▸ Task instructions
State how many lines of the data contain the word "Note", and write nothing besides the number.

[Entries from a dataset of interfaces]
______________________________
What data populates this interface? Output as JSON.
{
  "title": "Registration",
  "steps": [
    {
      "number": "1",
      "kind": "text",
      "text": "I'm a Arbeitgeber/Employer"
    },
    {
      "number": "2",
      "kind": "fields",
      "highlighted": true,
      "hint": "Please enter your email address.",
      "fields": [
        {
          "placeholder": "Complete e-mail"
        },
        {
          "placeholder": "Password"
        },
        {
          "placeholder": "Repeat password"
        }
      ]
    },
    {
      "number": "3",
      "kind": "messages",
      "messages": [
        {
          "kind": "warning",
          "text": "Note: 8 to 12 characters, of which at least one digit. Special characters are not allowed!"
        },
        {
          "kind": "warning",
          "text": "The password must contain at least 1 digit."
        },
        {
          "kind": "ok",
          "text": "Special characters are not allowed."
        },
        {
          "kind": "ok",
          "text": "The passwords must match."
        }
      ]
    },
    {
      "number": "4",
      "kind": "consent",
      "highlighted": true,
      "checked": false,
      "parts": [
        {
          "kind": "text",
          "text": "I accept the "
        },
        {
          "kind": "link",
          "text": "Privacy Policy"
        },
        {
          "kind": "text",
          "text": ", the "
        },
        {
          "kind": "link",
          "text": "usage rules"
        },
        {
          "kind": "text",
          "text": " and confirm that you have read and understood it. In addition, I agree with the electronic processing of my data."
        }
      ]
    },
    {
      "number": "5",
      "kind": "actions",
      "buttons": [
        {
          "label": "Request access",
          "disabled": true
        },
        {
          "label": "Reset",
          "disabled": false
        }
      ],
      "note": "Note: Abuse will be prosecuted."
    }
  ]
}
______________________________
▸ Answer space
2